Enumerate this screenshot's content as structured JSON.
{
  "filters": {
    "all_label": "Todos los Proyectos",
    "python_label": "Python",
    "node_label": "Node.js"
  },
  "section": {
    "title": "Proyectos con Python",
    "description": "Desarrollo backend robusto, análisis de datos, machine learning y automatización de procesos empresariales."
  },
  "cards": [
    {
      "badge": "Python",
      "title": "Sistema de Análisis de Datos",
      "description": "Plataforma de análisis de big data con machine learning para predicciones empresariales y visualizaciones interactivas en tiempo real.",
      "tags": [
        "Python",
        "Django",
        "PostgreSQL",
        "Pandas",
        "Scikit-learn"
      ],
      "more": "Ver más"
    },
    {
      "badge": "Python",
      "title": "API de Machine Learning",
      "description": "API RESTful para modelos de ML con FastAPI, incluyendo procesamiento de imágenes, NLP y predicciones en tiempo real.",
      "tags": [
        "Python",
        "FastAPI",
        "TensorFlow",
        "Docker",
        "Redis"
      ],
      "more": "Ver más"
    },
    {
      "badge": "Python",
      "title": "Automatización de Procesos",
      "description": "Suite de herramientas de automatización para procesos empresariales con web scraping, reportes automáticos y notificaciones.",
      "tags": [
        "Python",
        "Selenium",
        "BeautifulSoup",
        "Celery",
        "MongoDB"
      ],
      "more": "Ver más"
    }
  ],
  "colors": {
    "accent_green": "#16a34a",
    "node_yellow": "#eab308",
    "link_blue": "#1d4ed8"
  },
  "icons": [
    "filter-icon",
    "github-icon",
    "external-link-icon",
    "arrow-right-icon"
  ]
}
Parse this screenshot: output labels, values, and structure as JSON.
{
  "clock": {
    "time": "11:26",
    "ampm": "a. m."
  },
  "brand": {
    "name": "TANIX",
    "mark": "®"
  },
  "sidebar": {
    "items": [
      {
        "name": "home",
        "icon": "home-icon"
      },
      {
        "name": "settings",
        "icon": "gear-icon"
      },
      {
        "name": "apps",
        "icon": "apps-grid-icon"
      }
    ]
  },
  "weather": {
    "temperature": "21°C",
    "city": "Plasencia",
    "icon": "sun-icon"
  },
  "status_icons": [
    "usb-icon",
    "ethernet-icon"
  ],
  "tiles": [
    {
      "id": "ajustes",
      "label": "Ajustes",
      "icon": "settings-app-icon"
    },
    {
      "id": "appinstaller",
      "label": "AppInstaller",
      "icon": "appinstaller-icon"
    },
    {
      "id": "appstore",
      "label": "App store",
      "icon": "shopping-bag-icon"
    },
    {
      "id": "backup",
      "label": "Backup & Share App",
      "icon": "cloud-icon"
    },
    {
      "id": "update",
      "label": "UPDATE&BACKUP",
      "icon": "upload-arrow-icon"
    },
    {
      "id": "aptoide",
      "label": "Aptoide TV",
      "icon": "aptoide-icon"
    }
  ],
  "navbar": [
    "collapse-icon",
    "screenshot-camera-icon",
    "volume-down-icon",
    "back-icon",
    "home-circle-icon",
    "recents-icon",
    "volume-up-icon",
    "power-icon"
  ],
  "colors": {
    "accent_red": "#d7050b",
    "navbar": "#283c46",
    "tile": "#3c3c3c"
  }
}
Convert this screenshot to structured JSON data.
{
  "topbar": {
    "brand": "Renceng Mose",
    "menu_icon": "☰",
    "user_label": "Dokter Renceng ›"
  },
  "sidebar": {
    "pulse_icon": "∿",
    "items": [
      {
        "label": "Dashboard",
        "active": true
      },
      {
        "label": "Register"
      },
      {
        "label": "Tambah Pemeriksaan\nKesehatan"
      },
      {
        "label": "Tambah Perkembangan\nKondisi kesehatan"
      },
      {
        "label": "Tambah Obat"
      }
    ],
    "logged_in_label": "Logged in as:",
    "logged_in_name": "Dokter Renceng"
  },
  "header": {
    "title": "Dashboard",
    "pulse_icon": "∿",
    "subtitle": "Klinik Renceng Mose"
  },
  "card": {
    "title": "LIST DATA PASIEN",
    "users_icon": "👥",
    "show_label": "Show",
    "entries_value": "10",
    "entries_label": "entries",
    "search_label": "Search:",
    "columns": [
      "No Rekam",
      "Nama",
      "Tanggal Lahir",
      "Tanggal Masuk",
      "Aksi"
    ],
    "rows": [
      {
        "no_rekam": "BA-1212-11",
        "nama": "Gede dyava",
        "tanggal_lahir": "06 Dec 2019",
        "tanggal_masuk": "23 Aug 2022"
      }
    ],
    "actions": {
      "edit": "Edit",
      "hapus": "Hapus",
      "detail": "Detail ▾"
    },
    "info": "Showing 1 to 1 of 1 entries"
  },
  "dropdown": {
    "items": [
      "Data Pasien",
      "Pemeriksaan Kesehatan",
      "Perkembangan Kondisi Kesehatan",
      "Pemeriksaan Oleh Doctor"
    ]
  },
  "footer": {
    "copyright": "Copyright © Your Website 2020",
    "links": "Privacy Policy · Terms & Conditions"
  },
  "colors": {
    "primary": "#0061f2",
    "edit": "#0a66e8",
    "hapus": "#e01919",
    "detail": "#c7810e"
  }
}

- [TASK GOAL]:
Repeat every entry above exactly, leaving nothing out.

- [RESPONSE BOX]:
Enumerate this screenshot's content as structured JSON.
{
  "filters": {
    "all_label": "Todos los Proyectos",
    "python_label": "Python",
    "node_label": "Node.js"
  },
  "section": {
    "title": "Proyectos con Python",
    "description": "Desarrollo backend robusto, análisis de datos, machine learning y automatización de procesos empresariales."
  },
  "cards": [
    {
      "badge": "Python",
      "title": "Sistema de Análisis de Datos",
      "description": "Plataforma de análisis de big data con machine learning para predicciones empresariales y visualizaciones interactivas en tiempo real.",
      "tags": [
        "Python",
        "Django",
        "PostgreSQL",
        "Pandas",
        "Scikit-learn"
      ],
      "more": "Ver más"
    },
    {
      "badge": "Python",
      "title": "API de Machine Learning",
      "description": "API RESTful para modelos de ML con FastAPI, incluyendo procesamiento de imágenes, NLP y predicciones en tiempo real.",
      "tags": [
        "Python",
        "FastAPI",
        "TensorFlow",
        "Docker",
        "Redis"
      ],
      "more": "Ver más"
    },
    {
      "badge": "Python",
      "title": "Automatización de Procesos",
      "description": "Suite de herramientas de automatización para procesos empresariales con web scraping, reportes automáticos y notificaciones.",
      "tags": [
        "Python",
        "Selenium",
        "BeautifulSoup",
        "Celery",
        "MongoDB"
      ],
      "more": "Ver más"
    }
  ],
  "colors": {
    "accent_green": "#16a34a",
    "node_yellow": "#eab308",
    "link_blue": "#1d4ed8"
  },
  "icons": [
    "filter-icon",
    "github-icon",
    "external-link-icon",
    "arrow-right-icon"
  ]
}
Parse this screenshot: output labels, values, and structure as JSON.
{
  "clock": {
    "time": "11:26",
    "ampm": "a. m."
  },
  "brand": {
    "name": "TANIX",
    "mark": "®"
  },
  "sidebar": {
    "items": [
      {
        "name": "home",
        "icon": "home-icon"
      },
      {
        "name": "settings",
        "icon": "gear-icon"
      },
      {
        "name": "apps",
        "icon": "apps-grid-icon"
      }
    ]
  },
  "weather": {
    "temperature": "21°C",
    "city": "Plasencia",
    "icon": "sun-icon"
  },
  "status_icons": [
    "usb-icon",
    "ethernet-icon"
  ],
  "tiles": [
    {
      "id": "ajustes",
      "label": "Ajustes",
      "icon": "settings-app-icon"
    },
    {
      "id": "appinstaller",
      "label": "AppInstaller",
      "icon": "appinstaller-icon"
    },
    {
      "id": "appstore",
      "label": "App store",
      "icon": "shopping-bag-icon"
    },
    {
      "id": "backup",
      "label": "Backup & Share App",
      "icon": "cloud-icon"
    },
    {
      "id": "update",
      "label": "UPDATE&BACKUP",
      "icon": "upload-arrow-icon"
    },
    {
      "id": "aptoide",
      "label": "Aptoide TV",
      "icon": "aptoide-icon"
    }
  ],
  "navbar": [
    "collapse-icon",
    "screenshot-camera-icon",
    "volume-down-icon",
    "back-icon",
    "home-circle-icon",
    "recents-icon",
    "volume-up-icon",
    "power-icon"
  ],
  "colors": {
    "accent_red": "#d7050b",
    "navbar": "#283c46",
    "tile": "#3c3c3c"
  }
}
Convert this screenshot to structured JSON data.
{
  "topbar": {
    "brand": "Renceng Mose",
    "menu_icon": "☰",
    "user_label": "Dokter Renceng ›"
  },
  "sidebar": {
    "pulse_icon": "∿",
    "items": [
      {
        "label": "Dashboard",
        "active": true
      },
      {
        "label": "Register"
      },
      {
        "label": "Tambah Pemeriksaan\nKesehatan"
      },
      {
        "label": "Tambah Perkembangan\nKondisi kesehatan"
      },
      {
        "label": "Tambah Obat"
      }
    ],
    "logged_in_label": "Logged in as:",
    "logged_in_name": "Dokter Renceng"
  },
  "header": {
    "title": "Dashboard",
    "pulse_icon": "∿",
    "subtitle": "Klinik Renceng Mose"
  },
  "card": {
    "title": "LIST DATA PASIEN",
    "users_icon": "👥",
    "show_label": "Show",
    "entries_value": "10",
    "entries_label": "entries",
    "search_label": "Search:",
    "columns": [
      "No Rekam",
      "Nama",
      "Tanggal Lahir",
      "Tanggal Masuk",
      "Aksi"
    ],
    "rows": [
      {
        "no_rekam": "BA-1212-11",
        "nama": "Gede dyava",
        "tanggal_lahir": "06 Dec 2019",
        "tanggal_masuk": "23 Aug 2022"
      }
    ],
    "actions": {
      "edit": "Edit",
      "hapus": "Hapus",
      "detail": "Detail ▾"
    },
    "info": "Showing 1 to 1 of 1 entries"
  },
  "dropdown": {
    "items": [
      "Data Pasien",
      "Pemeriksaan Kesehatan",
      "Perkembangan Kondisi Kesehatan",
      "Pemeriksaan Oleh Doctor"
    ]
  },
  "footer": {
    "copyright": "Copyright © Your Website 2020",
    "links": "Privacy Policy · Terms & Conditions"
  },
  "colors": {
    "primary": "#0061f2",
    "edit": "#0a66e8",
    "hapus": "#e01919",
    "detail": "#c7810e"
  }
}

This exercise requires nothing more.